My first automobile was a 1959 Chevy Biscayne. It’s a bit faded now, but that’s me in the photo with my car. It was taken by my mother in 1969. I wish that picture showed the backend of that car. Above the long taillights was what I can only describe as batwings. It was like that car was going to take off like a bird or a plane.
It was my grandfather’s car. After he died, my grandmother held on to it for a while, then decided to sell it. An auto dealer would only give her $100. I had $100, so I bought it.
It was a two-door, gray in color and most of the floor in front was rusted out. The manual shift was right there on the column — to the right of the steering wheel. There were some small cracks in the windshield but I didn’t care. It was mine.

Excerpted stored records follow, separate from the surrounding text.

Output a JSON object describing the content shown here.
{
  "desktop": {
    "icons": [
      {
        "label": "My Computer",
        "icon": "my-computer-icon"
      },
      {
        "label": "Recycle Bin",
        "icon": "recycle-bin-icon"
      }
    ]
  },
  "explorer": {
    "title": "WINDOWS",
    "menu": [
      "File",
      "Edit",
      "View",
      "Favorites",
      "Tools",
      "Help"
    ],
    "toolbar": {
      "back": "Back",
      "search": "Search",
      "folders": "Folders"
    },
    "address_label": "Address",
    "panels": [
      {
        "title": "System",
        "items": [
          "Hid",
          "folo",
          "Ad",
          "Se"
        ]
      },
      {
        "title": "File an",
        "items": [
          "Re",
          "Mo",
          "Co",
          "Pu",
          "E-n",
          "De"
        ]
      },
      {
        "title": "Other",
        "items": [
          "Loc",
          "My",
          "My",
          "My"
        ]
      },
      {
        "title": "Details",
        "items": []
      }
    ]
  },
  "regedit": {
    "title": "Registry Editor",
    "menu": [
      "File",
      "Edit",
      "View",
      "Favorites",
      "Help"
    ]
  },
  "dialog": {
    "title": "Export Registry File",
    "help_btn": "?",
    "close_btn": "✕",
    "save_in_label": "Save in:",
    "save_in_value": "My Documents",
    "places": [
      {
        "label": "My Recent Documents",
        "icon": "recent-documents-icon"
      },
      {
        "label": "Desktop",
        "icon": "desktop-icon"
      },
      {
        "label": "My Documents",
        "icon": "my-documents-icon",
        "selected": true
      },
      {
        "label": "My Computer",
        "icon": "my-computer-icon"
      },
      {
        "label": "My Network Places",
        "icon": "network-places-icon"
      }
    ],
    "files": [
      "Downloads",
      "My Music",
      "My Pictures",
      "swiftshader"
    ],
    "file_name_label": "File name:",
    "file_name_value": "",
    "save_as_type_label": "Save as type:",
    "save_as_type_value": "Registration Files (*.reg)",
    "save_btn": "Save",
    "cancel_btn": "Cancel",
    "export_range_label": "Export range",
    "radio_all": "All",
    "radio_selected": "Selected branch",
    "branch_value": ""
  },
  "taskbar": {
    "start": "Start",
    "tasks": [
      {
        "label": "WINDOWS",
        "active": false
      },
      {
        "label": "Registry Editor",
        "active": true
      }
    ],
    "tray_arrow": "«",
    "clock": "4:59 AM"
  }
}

I don’t remember much of anything ever going wrong with it, never needed much repair. Cars were made simpler back then. If something mechanical did go wrong, my father and I could usually figure it out and fix it.
I loved that automobile. I drove my buddies around just for the sake of driving it. I even had my first date in that car at the Vevay Drive-in in Vevay, Ind. Hoping to make it to the backseat with Ellie, we stayed in the front seat. In other words, it wasn’t a very good date.
Of course, it’s been a long time since I’ve been 16 and I’ve had several cars since the Biscayne.
There are a few reasons for this change, the main one being I have neuropathy, or nerve damage, in my feet and legs. I’ve written about this here before, so let’s not dwell on it, but with that nerve damage I simply no longer trust my reflexes. I don’t want to hurt myself or anyone else while driving.
There are other reasons, too. I got tired of the upkeep and maintenance. I didn’t like paying for car insurance and got fed up with having to pay high gas prices. And I’m an urban kind of guy. I believe in public transportation.
Not driving for the past few years has led to changes in my demeanor. Not being behind the wheel of an automobile has made me calmer.
I’m not sure if I was ever the kind of person who experienced road rage, but sometimes I would get very angry at drivers who would cut me off, drove too slowly or who were just plain stupid. Yelling at them inside my car or flipping them off was pretty common. Sometimes when arriving home after a drive, I would end up feeling tense and out of sorts. Driving put me in a bad mood.
That feeling has left my life. I never have to worry about bad drivers or keeping my temper while out on the road. I’ll let the bus driver or the cab driver get their blood pressure up. I now stay cool.
Another plus to not having a car is if you’re a bit antisocial, and that’s me more and more, it’s a great way to get out of parties I don’t want to attend or meetings that would bore me to tears. I simply say it’s too inconvenient to get there because I don’t own a car. If someone has the nerve to offer me a ride to and from, I’m a considerate type of person even when I’m not. I’ll pretend I don’t want to put anybody out.
There’s a downside to not owing a car, such as I can’t just pick up and go somewhere. I can’t run to the grocery or can’t go to a movie on impulse. Everything has to be planned — but keep in mind I’m the kind of person who knows what he’s going to be wearing on Friday even when it’s Monday. I know what I’m going to be eating for dinner days ahead. In other words, I’m a bit of a planner, so life in the slow lane, for the most part, works out for me.
My driving is now history, and I seldom ever think of the cars I’ve owned in the past with the exception of that 1959 Chevy Biscayne. I still have a lot of affection for it.
I kept it all through high school. When I started college in the fall of 1972, I sold it because I needed a better car to commute to Cincinnati. I sold it for $150, $50 more than what I paid for it.
Sometimes at night, I still have dreams about that car, like it’s in my driveway. That 1959 gray car with the batwings over the back taillights is still mine. Even though I wouldn’t be able to drive it, I wouldn’t mind a bit if that dream could somehow come true.
CONTACT LARRY GROSS: email@example.com